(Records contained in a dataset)
=== Begin Enclosure ===

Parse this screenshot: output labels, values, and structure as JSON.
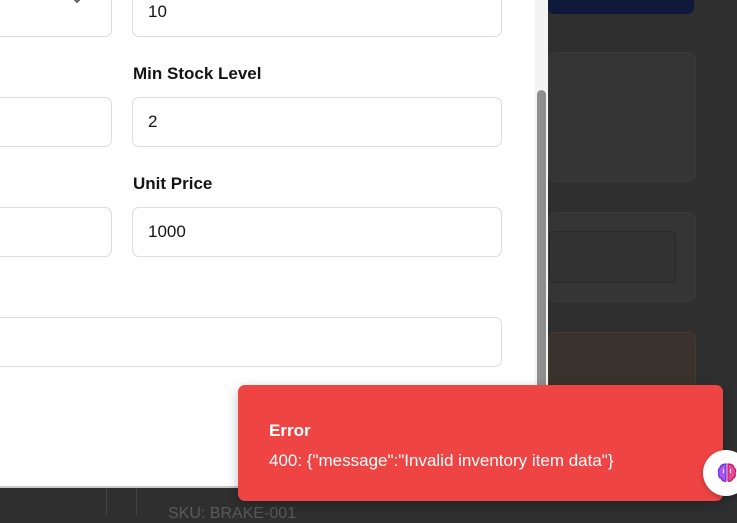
{
  "form": {
    "quantity_value": "10",
    "min_stock_label": "Min Stock Level",
    "min_stock_value": "2",
    "unit_price_label": "Unit Price",
    "unit_price_value": "1000"
  },
  "toast": {
    "title": "Error",
    "message": "400: {\"message\":\"Invalid inventory item data\"}",
    "color": "#ef4444"
  },
  "background": {
    "sku_text": "SKU: BRAKE-001"
  },
  "icons": {
    "select_chevron": "chevron-down-icon",
    "assistant": "brain-icon"
  }
}
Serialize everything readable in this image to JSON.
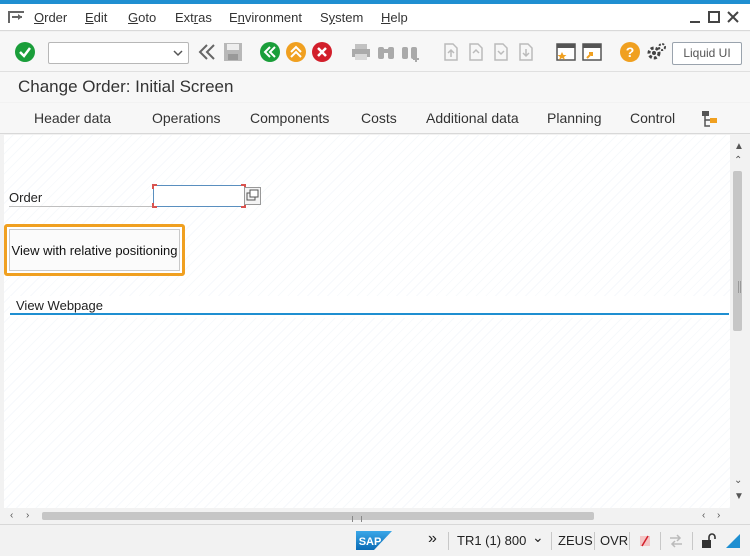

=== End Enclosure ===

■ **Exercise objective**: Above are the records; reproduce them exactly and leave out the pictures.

■ **Written solution**:
Parse this screenshot: output labels, values, and structure as JSON.
{
  "form": {
    "quantity_value": "10",
    "min_stock_label": "Min Stock Level",
    "min_stock_value": "2",
    "unit_price_label": "Unit Price",
    "unit_price_value": "1000"
  },
  "toast": {
    "title": "Error",
    "message": "400: {\"message\":\"Invalid inventory item data\"}",
    "color": "#ef4444"
  },
  "background": {
    "sku_text": "SKU: BRAKE-001"
  },
  "icons": {
    "select_chevron": "chevron-down-icon",
    "assistant": "brain-icon"
  }
}
Serialize everything readable in this image to JSON.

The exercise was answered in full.